TASK BRIEF —
Go through the listing below and return each line that includes "icon".

DATA TO USE —
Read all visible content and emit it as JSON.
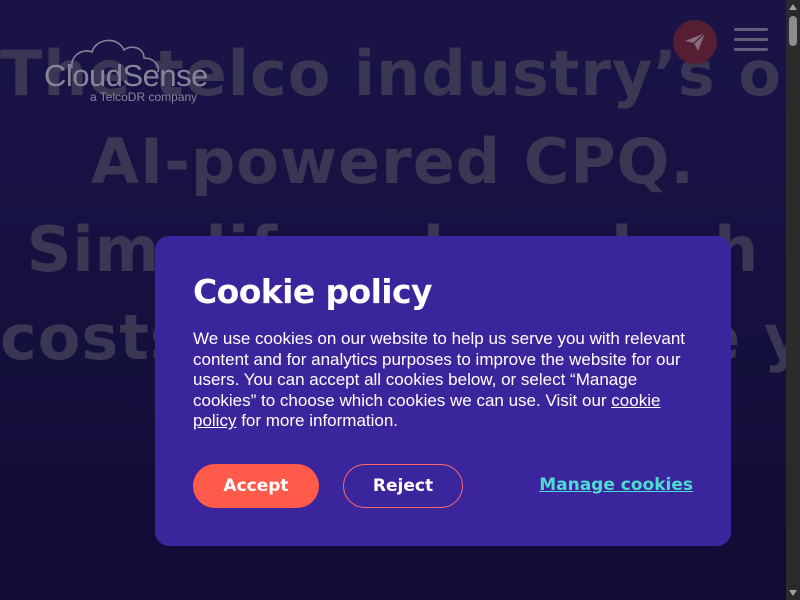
{
  "hero": {
    "lines": [
      "The telco industry’s only",
      "AI-powered CPQ.",
      "Simplify sales, slash",
      "costs and accelerate your"
    ]
  },
  "logo": {
    "name": "CloudSense",
    "tagline": "a TelcoDR company"
  },
  "header": {
    "send_icon": "paper-plane-icon",
    "menu_icon": "hamburger-menu-icon"
  },
  "cookie_dialog": {
    "title": "Cookie policy",
    "body_text": "We use cookies on our website to help us serve you with relevant content and for analytics purposes to improve the website for our users. You can accept all cookies below, or select “Manage cookies” to choose which cookies we can use. Visit our ",
    "policy_link": "cookie policy",
    "body_text_end": " for more information.",
    "accept_label": "Accept",
    "reject_label": "Reject",
    "manage_label": "Manage cookies"
  },
  "colors": {
    "dialog_bg": "#3b259c",
    "accept_bg": "#ff5a4a",
    "manage_link": "#4ddbd1",
    "page_bg": "#1d164f"
  }
}
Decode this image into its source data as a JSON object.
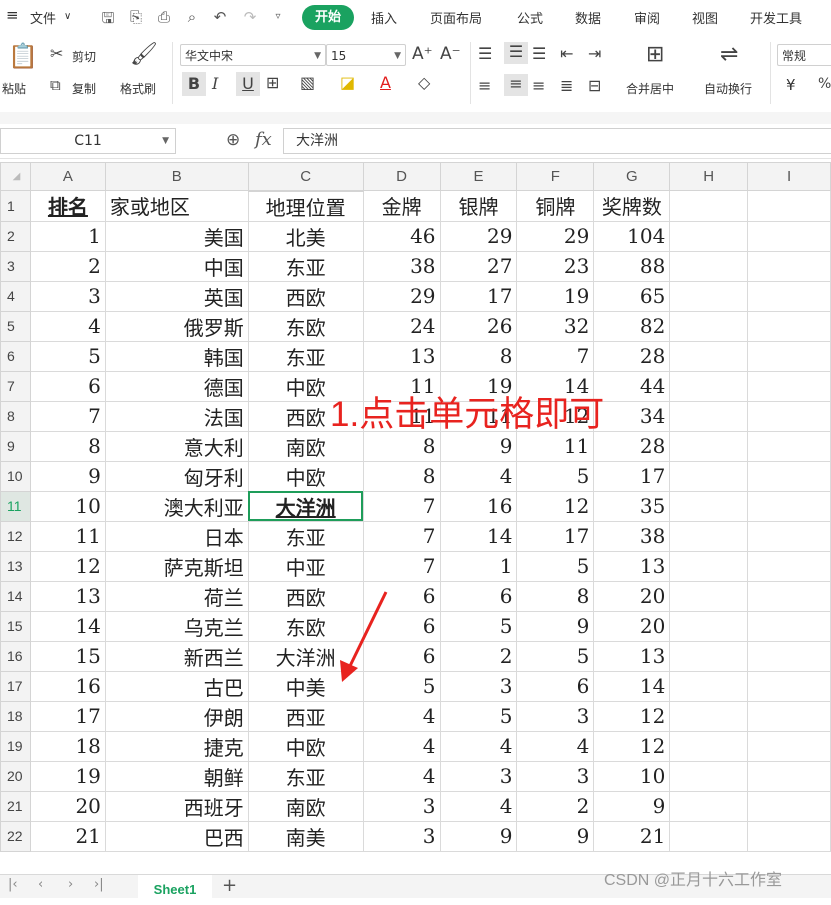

SOLUTION TO THIS EXERCISE —
    "send_icon": "paper-plane-icon",
    "menu_icon": "hamburger-menu-icon"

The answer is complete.